For my first actual blog post I figured I'd post up about something I have been waiting a while for: the fifth in George R.R. Martin's heptalogy, A Dance with Dragons, due to be released 12 July this year. I am generally suspicious of fantasy, having been disappointed once too often by low grade Tolkien knock-offs during my youth. However, when my friend Elijah was telling me about reading the first book in the series (A Game of Thrones) back in September 2008, he piqued my curiosity. As it turned out he bought me all four books that had been published so far for Christmas and I devoured the series in a few months and then I went back for seconds.
A Dance with Dragons was slow in coming, but I am sure it will have been worth the wait. Mind you the fan chatter surrounding the wait time was annoying.

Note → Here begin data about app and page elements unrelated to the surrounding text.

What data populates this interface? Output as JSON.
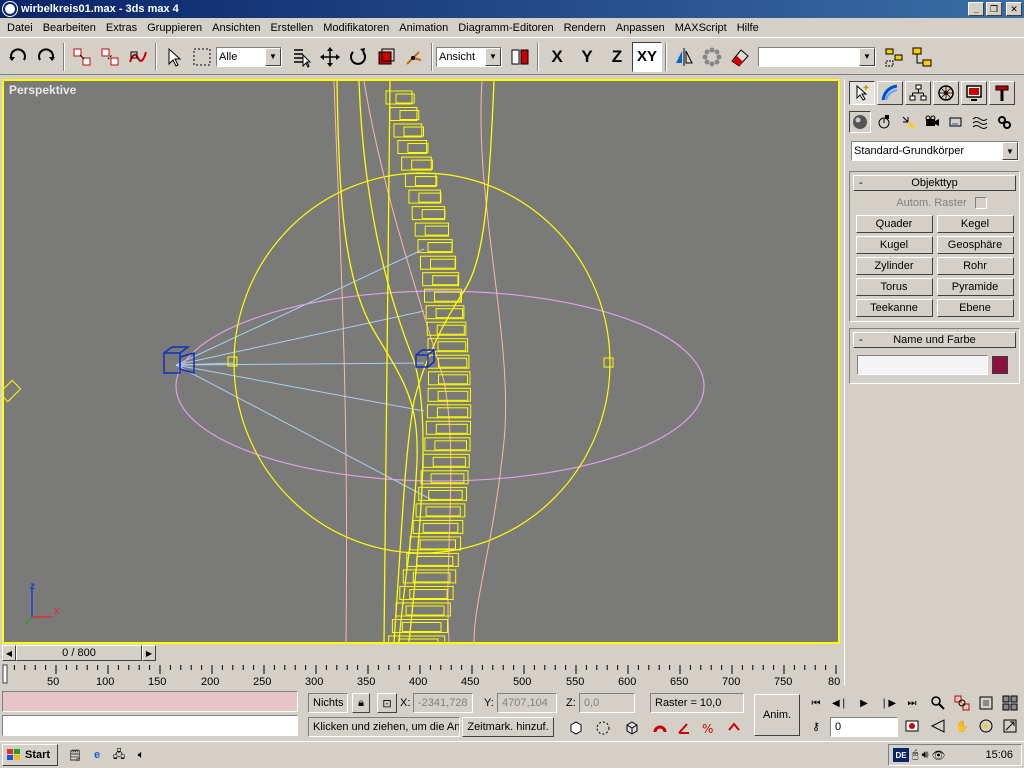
{
  "window": {
    "title": "wirbelkreis01.max - 3ds max 4"
  },
  "menu": [
    "Datei",
    "Bearbeiten",
    "Extras",
    "Gruppieren",
    "Ansichten",
    "Erstellen",
    "Modifikatoren",
    "Animation",
    "Diagramm-Editoren",
    "Rendern",
    "Anpassen",
    "MAXScript",
    "Hilfe"
  ],
  "toolbar": {
    "selection_filter": "Alle",
    "reference_coord": "Ansicht",
    "axis_x": "X",
    "axis_y": "Y",
    "axis_z": "Z",
    "axis_xy": "XY",
    "named_selection": ""
  },
  "viewport": {
    "label": "Perspektive",
    "gizmo_z": "z",
    "gizmo_x": "x"
  },
  "command_panel": {
    "category": "Standard-Grundkörper",
    "rollout_objecttype": "Objekttyp",
    "auto_grid": "Autom. Raster",
    "buttons": [
      "Quader",
      "Kegel",
      "Kugel",
      "Geosphäre",
      "Zylinder",
      "Rohr",
      "Torus",
      "Pyramide",
      "Teekanne",
      "Ebene"
    ],
    "rollout_name_color": "Name und Farbe",
    "object_name": "",
    "object_color": "#8c1040"
  },
  "time_slider": {
    "position": "0 / 800"
  },
  "trackbar": {
    "ticks": [
      "50",
      "100",
      "150",
      "200",
      "250",
      "300",
      "350",
      "400",
      "450",
      "500",
      "550",
      "600",
      "650",
      "700",
      "750",
      "80"
    ]
  },
  "status": {
    "selection": "Nichts",
    "x_label": "X:",
    "x_value": "-2341,728",
    "y_label": "Y:",
    "y_value": "4707,104",
    "z_label": "Z:",
    "z_value": "0,0",
    "grid": "Raster = 10,0",
    "prompt": "Klicken und ziehen, um die An",
    "add_time_tag": "Zeitmark. hinzuf.",
    "anim": "Anim.",
    "frame": "0"
  },
  "taskbar": {
    "start": "Start",
    "language": "DE",
    "clock": "15:06"
  }
}
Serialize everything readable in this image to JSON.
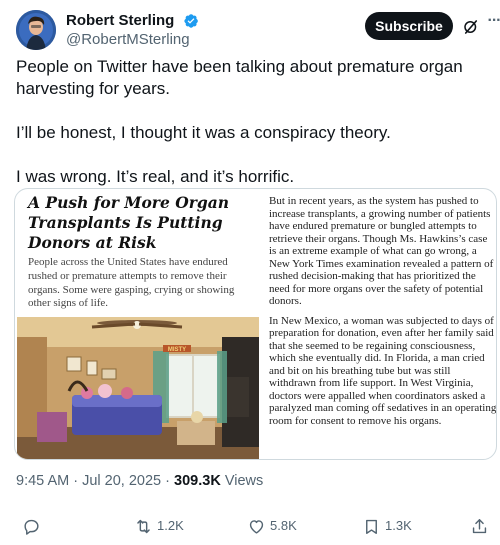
{
  "author": {
    "display_name": "Robert Sterling",
    "handle": "@RobertMSterling",
    "verified": true
  },
  "header": {
    "subscribe_label": "Subscribe",
    "more_icon": "more-icon",
    "grok_icon": "grok-icon"
  },
  "tweet": {
    "paragraphs": [
      "People on Twitter have been talking about premature organ harvesting for years.",
      "I’ll be honest, I thought it was a conspiracy theory.",
      "I was wrong. It’s real, and it’s horrific."
    ]
  },
  "article": {
    "headline": "A Push for More Organ Transplants Is Putting Donors at Risk",
    "dek": "People across the United States have endured rushed or premature attempts to remove their organs. Some were gasping, crying or showing other signs of life.",
    "photo_sign": "MISTY",
    "body": [
      "But in recent years, as the system has pushed to increase transplants, a growing number of patients have endured premature or bungled attempts to retrieve their organs. Though Ms. Hawkins’s case is an extreme example of what can go wrong, a New York Times examination revealed a pattern of rushed decision-making that has prioritized the need for more organs over the safety of potential donors.",
      "In New Mexico, a woman was subjected to days of preparation for donation, even after her family said that she seemed to be regaining consciousness, which she eventually did. In Florida, a man cried and bit on his breathing tube but was still withdrawn from life support. In West Virginia, doctors were appalled when coordinators asked a paralyzed man coming off sedatives in an operating room for consent to remove his organs."
    ]
  },
  "meta": {
    "time": "9:45 AM",
    "separator": "·",
    "date": "Jul 20, 2025",
    "views_count": "309.3K",
    "views_label": "Views"
  },
  "actions": {
    "reply_count": "",
    "retweet_count": "1.2K",
    "like_count": "5.8K",
    "bookmark_count": "1.3K"
  },
  "colors": {
    "text": "#0f1419",
    "secondary": "#536471",
    "verified_blue": "#1d9bf0",
    "border": "#cfd9de"
  }
}
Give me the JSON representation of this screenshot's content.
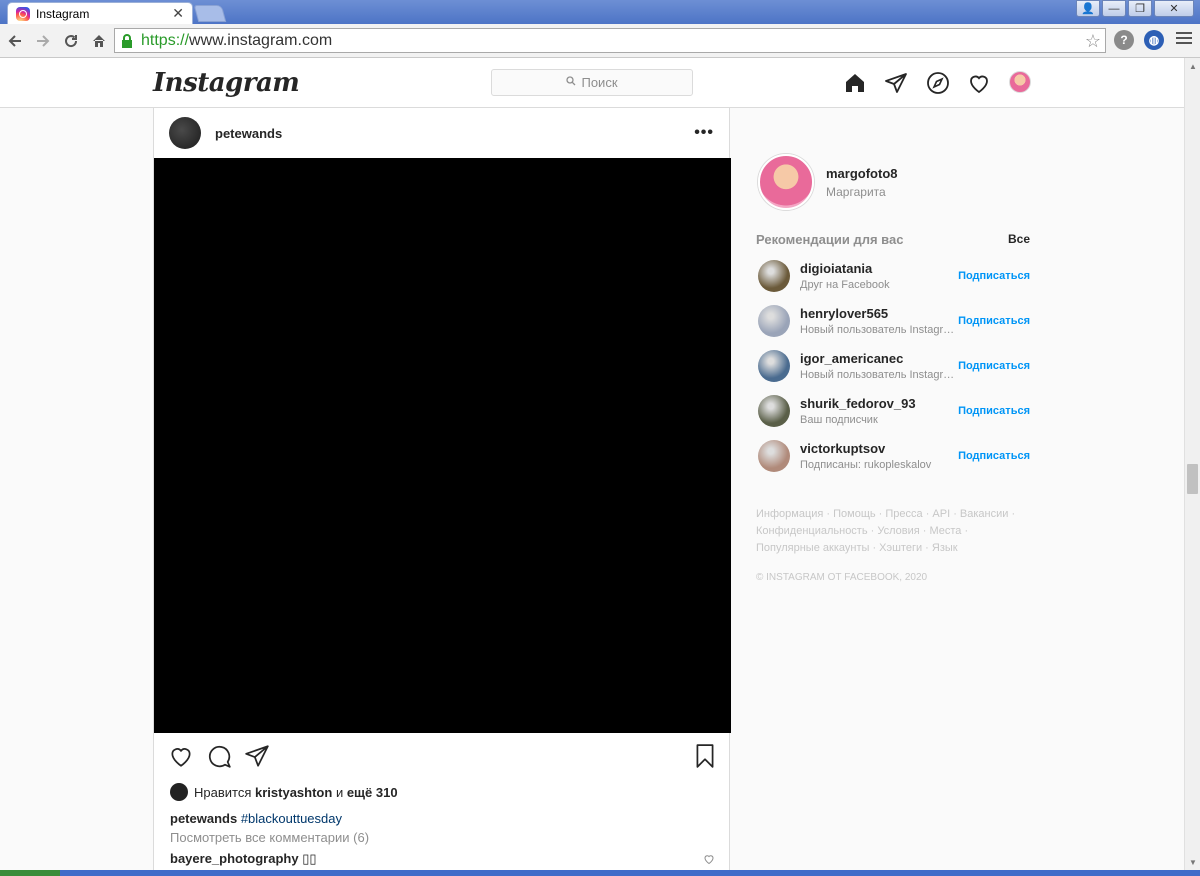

Every fan of a series should pay attention to the example of Douglas Adams - harass a writer to write more and you get crap. Yes Martin is older, yes he is heavier, but reminding him of that fact isn't going to ensure his best feelings for his fans.
If you haven't read the books, read them. But if you are the impatient type and you want another way into the series, you may consider watching the series A Game of Thrones starring Sean Bean (Lord of the Rings, Sharpe, Patriot Games might be his best known works here in North America)is set to premiere on HBO and HBO Canada on 17 April this year (which means I'll be waiting for the DVD release) and the next day on SKY in the UK. You can view the trailer on YouTube.

Monday, March 7, 2011

What is New is Old Again

I shut down my old blog, "The Blog That Shall Not Be Named", a short time ago. I was just feeling constrained by it, or at least the person I was when I started the blog. The name of this blog comes from Philip K. Dick's A Scanner Darkly. It is a fictional species of flower that forms the destructive drug in the book known as "Substance D". The meaning of the name can be translated as "the death of the knowledge of self". (Ontology is the philosophical study of "of that which is" or investigating the nature of existence and being. In my early 20's I thought it would be cool to be a professional "Ontologist") There has been no death in my knowledge of self, (I just like Dick's writing) rather an acute awareness of how we change and are changing. We are, paradoxically, the same person we have always been while undergoing a gradual metamorphosis that makes it sometimes hard to relate what we were to we are now. I guess this is a round about way of saying I wanted a fresh start.